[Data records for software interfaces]

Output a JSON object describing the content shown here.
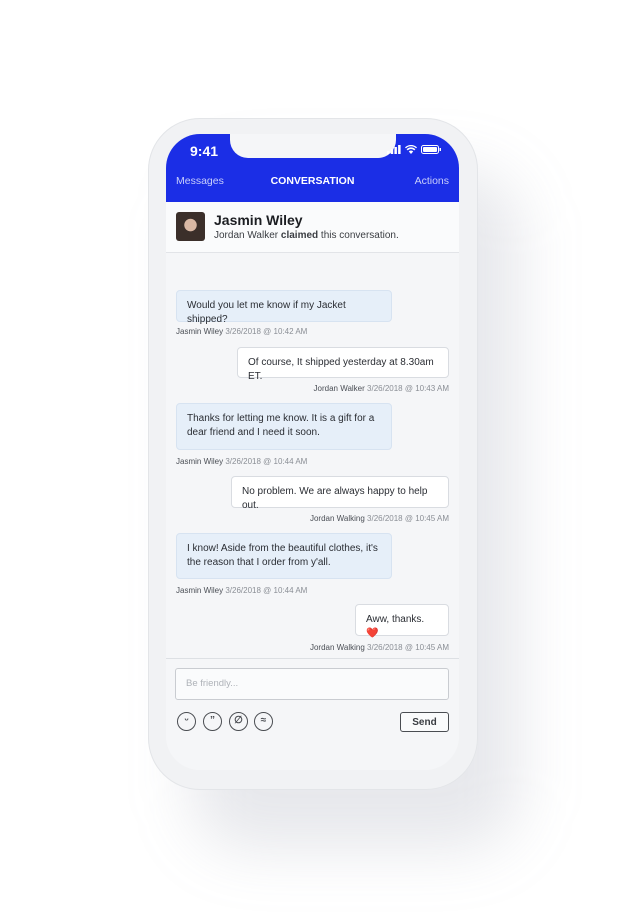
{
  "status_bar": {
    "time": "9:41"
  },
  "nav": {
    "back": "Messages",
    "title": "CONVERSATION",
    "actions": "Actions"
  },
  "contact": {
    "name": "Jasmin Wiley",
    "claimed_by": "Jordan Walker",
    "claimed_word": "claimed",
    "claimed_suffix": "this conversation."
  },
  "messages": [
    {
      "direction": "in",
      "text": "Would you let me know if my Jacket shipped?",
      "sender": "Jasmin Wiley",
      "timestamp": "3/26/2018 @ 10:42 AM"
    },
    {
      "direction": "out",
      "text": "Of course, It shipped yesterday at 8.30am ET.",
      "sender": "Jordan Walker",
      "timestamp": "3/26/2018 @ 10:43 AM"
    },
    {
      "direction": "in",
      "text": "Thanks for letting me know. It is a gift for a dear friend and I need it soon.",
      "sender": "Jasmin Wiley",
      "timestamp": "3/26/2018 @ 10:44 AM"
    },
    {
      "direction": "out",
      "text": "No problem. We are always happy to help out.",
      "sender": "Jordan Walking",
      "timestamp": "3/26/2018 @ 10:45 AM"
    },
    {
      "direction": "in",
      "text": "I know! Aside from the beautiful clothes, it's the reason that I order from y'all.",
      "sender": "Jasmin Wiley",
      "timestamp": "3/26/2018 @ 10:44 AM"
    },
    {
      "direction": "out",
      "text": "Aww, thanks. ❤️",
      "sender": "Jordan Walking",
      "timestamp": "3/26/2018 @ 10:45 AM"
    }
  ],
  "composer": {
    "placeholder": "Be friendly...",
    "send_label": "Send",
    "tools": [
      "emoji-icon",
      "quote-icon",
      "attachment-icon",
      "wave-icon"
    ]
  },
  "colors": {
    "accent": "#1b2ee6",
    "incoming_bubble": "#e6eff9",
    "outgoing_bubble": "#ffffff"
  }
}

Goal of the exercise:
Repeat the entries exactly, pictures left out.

Solution:
Output a JSON object describing the content shown here.
{
  "status_bar": {
    "time": "9:41"
  },
  "nav": {
    "back": "Messages",
    "title": "CONVERSATION",
    "actions": "Actions"
  },
  "contact": {
    "name": "Jasmin Wiley",
    "claimed_by": "Jordan Walker",
    "claimed_word": "claimed",
    "claimed_suffix": "this conversation."
  },
  "messages": [
    {
      "direction": "in",
      "text": "Would you let me know if my Jacket shipped?",
      "sender": "Jasmin Wiley",
      "timestamp": "3/26/2018 @ 10:42 AM"
    },
    {
      "direction": "out",
      "text": "Of course, It shipped yesterday at 8.30am ET.",
      "sender": "Jordan Walker",
      "timestamp": "3/26/2018 @ 10:43 AM"
    },
    {
      "direction": "in",
      "text": "Thanks for letting me know. It is a gift for a dear friend and I need it soon.",
      "sender": "Jasmin Wiley",
      "timestamp": "3/26/2018 @ 10:44 AM"
    },
    {
      "direction": "out",
      "text": "No problem. We are always happy to help out.",
      "sender": "Jordan Walking",
      "timestamp": "3/26/2018 @ 10:45 AM"
    },
    {
      "direction": "in",
      "text": "I know! Aside from the beautiful clothes, it's the reason that I order from y'all.",
      "sender": "Jasmin Wiley",
      "timestamp": "3/26/2018 @ 10:44 AM"
    },
    {
      "direction": "out",
      "text": "Aww, thanks. ❤️",
      "sender": "Jordan Walking",
      "timestamp": "3/26/2018 @ 10:45 AM"
    }
  ],
  "composer": {
    "placeholder": "Be friendly...",
    "send_label": "Send",
    "tools": [
      "emoji-icon",
      "quote-icon",
      "attachment-icon",
      "wave-icon"
    ]
  },
  "colors": {
    "accent": "#1b2ee6",
    "incoming_bubble": "#e6eff9",
    "outgoing_bubble": "#ffffff"
  }
}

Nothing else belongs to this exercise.